One downside, though: if you aren't connected online, you have no access to Zoho. And if I'd had some documents on Zoho I needed to work on, not having internet access at home for the past week I'd have been out of luck.

The business major in me wondered, what is Zoho's business model? Here's this great set of free online productivity tools, but what's underwriting the cost of programming, maintaining servers, security, etc.? That's not cheap. Zoho does offer a business version for $50 per person per year, but that seems inadequate to cover the expenses. I dug a little further and found that Zoho is funded by the profits of AdventNet, a smallish privately-held software firm in Pleasanton. So far, OK, but AdventNet isn't a major player in the high-tech field, and what happens if the cost of running Zoho starts to exceed AdventNet's profits? Would it be sold off to one of the bigger tech firms, or would AdventNet start cutting back on software development or start charging license fees? Given today's economy, one never knows...

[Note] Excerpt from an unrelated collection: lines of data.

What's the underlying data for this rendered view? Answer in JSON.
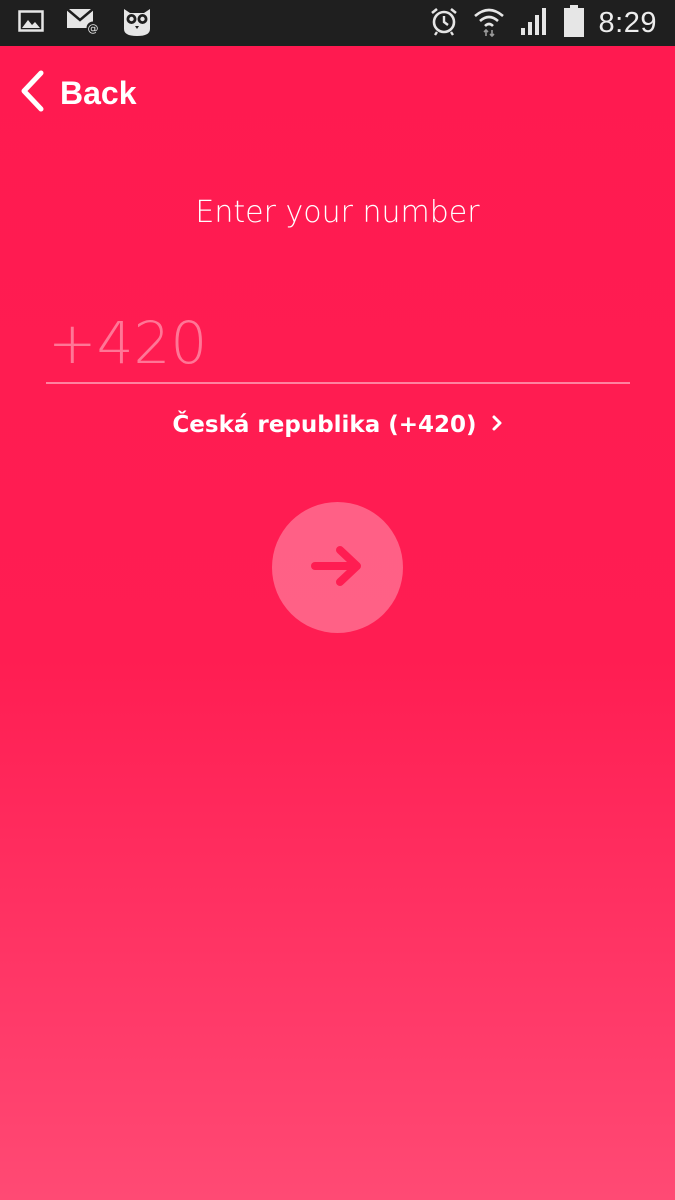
{
  "status_bar": {
    "time": "8:29",
    "left_icons": [
      "gallery-icon",
      "email-notification-icon",
      "owl-app-icon"
    ],
    "right_icons": [
      "alarm-icon",
      "wifi-icon",
      "signal-icon",
      "battery-icon"
    ]
  },
  "header": {
    "back_label": "Back"
  },
  "main": {
    "title": "Enter your number",
    "phone_placeholder": "+420",
    "phone_value": "",
    "country_label": "Česká republika (+420)"
  },
  "colors": {
    "background_top": "#ff1a50",
    "background_bottom": "#ff4a74",
    "status_bar": "#1f1f1f",
    "text": "#ffffff"
  }
}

I started thinking abou this when I came across an article last week about Twitter, which still hadn't developed any kind of dependable revenue stream to fund its operations. (And of course now I don't remember where I saw the article!). So here's a related article, printed last year, from Wired:

If the link doesn't work, try entering "twitter business model wired" in Yahoo search.

Thursday, July 2, 2009

Downloadable Audiobooks

Thought I'd spring ahead to #22 and download an audiobook to my MP3. I chose the new service we're testing, MyiLibrary, and picked Ruth Rendell's End in Tears. My wife and I listened to several chapters while we drove back to Sacramento after dropping our son off at Scout camp (near Cazadero, in Sonoma County). It's nice not having to mess with CDs or shoving audiobook cases under the car seat so that they don't warp in the heat. Have to figure out, though, why my MP3 (Sansa SanDisk) recorded all of the chapters in reverse order...